■ **Assignment**:
Line by line, copy the records below exactly.

■ **Record set**:

= = = =

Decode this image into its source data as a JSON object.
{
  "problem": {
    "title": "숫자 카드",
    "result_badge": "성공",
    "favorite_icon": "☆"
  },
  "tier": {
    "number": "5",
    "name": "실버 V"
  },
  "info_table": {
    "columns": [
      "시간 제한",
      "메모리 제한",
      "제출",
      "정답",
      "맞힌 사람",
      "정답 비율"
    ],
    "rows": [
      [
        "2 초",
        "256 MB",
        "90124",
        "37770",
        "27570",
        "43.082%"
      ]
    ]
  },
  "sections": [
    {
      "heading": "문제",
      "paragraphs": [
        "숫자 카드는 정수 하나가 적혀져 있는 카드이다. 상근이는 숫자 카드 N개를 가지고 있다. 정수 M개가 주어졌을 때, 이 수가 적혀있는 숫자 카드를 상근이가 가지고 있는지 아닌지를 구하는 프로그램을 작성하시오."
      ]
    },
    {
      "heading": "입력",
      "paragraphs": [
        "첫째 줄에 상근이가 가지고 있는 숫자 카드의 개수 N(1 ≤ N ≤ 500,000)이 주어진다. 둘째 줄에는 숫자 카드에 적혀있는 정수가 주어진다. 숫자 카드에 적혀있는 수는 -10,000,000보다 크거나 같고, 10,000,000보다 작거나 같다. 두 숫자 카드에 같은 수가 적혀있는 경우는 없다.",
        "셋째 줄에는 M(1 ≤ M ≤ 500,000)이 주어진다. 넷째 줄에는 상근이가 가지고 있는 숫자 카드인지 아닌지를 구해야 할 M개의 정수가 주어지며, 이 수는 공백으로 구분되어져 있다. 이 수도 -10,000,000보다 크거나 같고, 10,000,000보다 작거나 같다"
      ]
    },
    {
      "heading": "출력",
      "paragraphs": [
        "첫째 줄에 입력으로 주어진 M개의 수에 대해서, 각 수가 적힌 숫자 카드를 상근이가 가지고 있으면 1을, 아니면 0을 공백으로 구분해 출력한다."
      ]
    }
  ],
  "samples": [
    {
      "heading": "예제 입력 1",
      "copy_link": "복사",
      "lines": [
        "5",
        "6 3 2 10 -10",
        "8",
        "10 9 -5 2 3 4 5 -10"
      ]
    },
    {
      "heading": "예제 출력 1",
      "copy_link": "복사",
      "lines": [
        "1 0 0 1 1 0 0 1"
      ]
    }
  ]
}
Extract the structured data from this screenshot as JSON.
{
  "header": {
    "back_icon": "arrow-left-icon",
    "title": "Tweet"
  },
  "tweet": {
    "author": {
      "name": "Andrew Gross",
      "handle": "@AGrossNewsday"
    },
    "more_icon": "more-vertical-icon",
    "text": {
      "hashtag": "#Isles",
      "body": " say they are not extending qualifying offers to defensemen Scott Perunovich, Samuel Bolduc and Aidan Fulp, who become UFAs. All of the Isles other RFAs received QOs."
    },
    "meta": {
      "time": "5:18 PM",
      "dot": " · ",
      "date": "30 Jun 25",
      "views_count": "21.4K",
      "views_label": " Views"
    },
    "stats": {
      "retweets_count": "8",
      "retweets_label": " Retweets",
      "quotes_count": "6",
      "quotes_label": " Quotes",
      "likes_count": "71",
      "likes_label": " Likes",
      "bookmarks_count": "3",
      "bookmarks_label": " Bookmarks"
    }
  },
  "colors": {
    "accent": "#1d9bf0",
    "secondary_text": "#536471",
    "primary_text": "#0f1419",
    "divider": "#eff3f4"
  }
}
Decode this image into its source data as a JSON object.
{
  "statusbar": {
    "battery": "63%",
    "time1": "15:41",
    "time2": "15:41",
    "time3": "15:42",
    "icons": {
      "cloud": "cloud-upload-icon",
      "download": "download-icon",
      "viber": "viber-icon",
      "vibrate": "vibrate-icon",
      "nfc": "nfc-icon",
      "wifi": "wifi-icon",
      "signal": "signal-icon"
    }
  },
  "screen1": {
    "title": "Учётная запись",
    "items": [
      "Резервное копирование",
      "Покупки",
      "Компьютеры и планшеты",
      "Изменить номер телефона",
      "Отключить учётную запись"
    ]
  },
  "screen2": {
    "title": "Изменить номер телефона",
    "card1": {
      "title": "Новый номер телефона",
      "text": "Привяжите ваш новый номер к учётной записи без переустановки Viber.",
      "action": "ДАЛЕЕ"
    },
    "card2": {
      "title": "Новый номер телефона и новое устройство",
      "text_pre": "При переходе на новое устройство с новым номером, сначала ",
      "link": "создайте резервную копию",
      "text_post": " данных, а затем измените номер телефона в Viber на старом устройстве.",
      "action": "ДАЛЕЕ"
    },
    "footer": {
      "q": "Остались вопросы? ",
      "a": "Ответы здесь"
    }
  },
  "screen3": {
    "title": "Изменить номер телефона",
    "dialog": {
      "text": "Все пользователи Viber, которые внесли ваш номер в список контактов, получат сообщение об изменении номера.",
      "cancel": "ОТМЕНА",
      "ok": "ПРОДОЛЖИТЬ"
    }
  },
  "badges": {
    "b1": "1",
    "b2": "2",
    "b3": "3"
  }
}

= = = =

■ **Answer space**:
Decode this image into its source data as a JSON object.
{
  "problem": {
    "title": "숫자 카드",
    "result_badge": "성공",
    "favorite_icon": "☆"
  },
  "tier": {
    "number": "5",
    "name": "실버 V"
  },
  "info_table": {
    "columns": [
      "시간 제한",
      "메모리 제한",
      "제출",
      "정답",
      "맞힌 사람",
      "정답 비율"
    ],
    "rows": [
      [
        "2 초",
        "256 MB",
        "90124",
        "37770",
        "27570",
        "43.082%"
      ]
    ]
  },
  "sections": [
    {
      "heading": "문제",
      "paragraphs": [
        "숫자 카드는 정수 하나가 적혀져 있는 카드이다. 상근이는 숫자 카드 N개를 가지고 있다. 정수 M개가 주어졌을 때, 이 수가 적혀있는 숫자 카드를 상근이가 가지고 있는지 아닌지를 구하는 프로그램을 작성하시오."
      ]
    },
    {
      "heading": "입력",
      "paragraphs": [
        "첫째 줄에 상근이가 가지고 있는 숫자 카드의 개수 N(1 ≤ N ≤ 500,000)이 주어진다. 둘째 줄에는 숫자 카드에 적혀있는 정수가 주어진다. 숫자 카드에 적혀있는 수는 -10,000,000보다 크거나 같고, 10,000,000보다 작거나 같다. 두 숫자 카드에 같은 수가 적혀있는 경우는 없다.",
        "셋째 줄에는 M(1 ≤ M ≤ 500,000)이 주어진다. 넷째 줄에는 상근이가 가지고 있는 숫자 카드인지 아닌지를 구해야 할 M개의 정수가 주어지며, 이 수는 공백으로 구분되어져 있다. 이 수도 -10,000,000보다 크거나 같고, 10,000,000보다 작거나 같다"
      ]
    },
    {
      "heading": "출력",
      "paragraphs": [
        "첫째 줄에 입력으로 주어진 M개의 수에 대해서, 각 수가 적힌 숫자 카드를 상근이가 가지고 있으면 1을, 아니면 0을 공백으로 구분해 출력한다."
      ]
    }
  ],
  "samples": [
    {
      "heading": "예제 입력 1",
      "copy_link": "복사",
      "lines": [
        "5",
        "6 3 2 10 -10",
        "8",
        "10 9 -5 2 3 4 5 -10"
      ]
    },
    {
      "heading": "예제 출력 1",
      "copy_link": "복사",
      "lines": [
        "1 0 0 1 1 0 0 1"
      ]
    }
  ]
}
Extract the structured data from this screenshot as JSON.
{
  "header": {
    "back_icon": "arrow-left-icon",
    "title": "Tweet"
  },
  "tweet": {
    "author": {
      "name": "Andrew Gross",
      "handle": "@AGrossNewsday"
    },
    "more_icon": "more-vertical-icon",
    "text": {
      "hashtag": "#Isles",
      "body": " say they are not extending qualifying offers to defensemen Scott Perunovich, Samuel Bolduc and Aidan Fulp, who become UFAs. All of the Isles other RFAs received QOs."
    },
    "meta": {
      "time": "5:18 PM",
      "dot": " · ",
      "date": "30 Jun 25",
      "views_count": "21.4K",
      "views_label": " Views"
    },
    "stats": {
      "retweets_count": "8",
      "retweets_label": " Retweets",
      "quotes_count": "6",
      "quotes_label": " Quotes",
      "likes_count": "71",
      "likes_label": " Likes",
      "bookmarks_count": "3",
      "bookmarks_label": " Bookmarks"
    }
  },
  "colors": {
    "accent": "#1d9bf0",
    "secondary_text": "#536471",
    "primary_text": "#0f1419",
    "divider": "#eff3f4"
  }
}
Decode this image into its source data as a JSON object.
{
  "statusbar": {
    "battery": "63%",
    "time1": "15:41",
    "time2": "15:41",
    "time3": "15:42",
    "icons": {
      "cloud": "cloud-upload-icon",
      "download": "download-icon",
      "viber": "viber-icon",
      "vibrate": "vibrate-icon",
      "nfc": "nfc-icon",
      "wifi": "wifi-icon",
      "signal": "signal-icon"
    }
  },
  "screen1": {
    "title": "Учётная запись",
    "items": [
      "Резервное копирование",
      "Покупки",
      "Компьютеры и планшеты",
      "Изменить номер телефона",
      "Отключить учётную запись"
    ]
  },
  "screen2": {
    "title": "Изменить номер телефона",
    "card1": {
      "title": "Новый номер телефона",
      "text": "Привяжите ваш новый номер к учётной записи без переустановки Viber.",
      "action": "ДАЛЕЕ"
    },
    "card2": {
      "title": "Новый номер телефона и новое устройство",
      "text_pre": "При переходе на новое устройство с новым номером, сначала ",
      "link": "создайте резервную копию",
      "text_post": " данных, а затем измените номер телефона в Viber на старом устройстве.",
      "action": "ДАЛЕЕ"
    },
    "footer": {
      "q": "Остались вопросы? ",
      "a": "Ответы здесь"
    }
  },
  "screen3": {
    "title": "Изменить номер телефона",
    "dialog": {
      "text": "Все пользователи Viber, которые внесли ваш номер в список контактов, получат сообщение об изменении номера.",
      "cancel": "ОТМЕНА",
      "ok": "ПРОДОЛЖИТЬ"
    }
  },
  "badges": {
    "b1": "1",
    "b2": "2",
    "b3": "3"
  }
}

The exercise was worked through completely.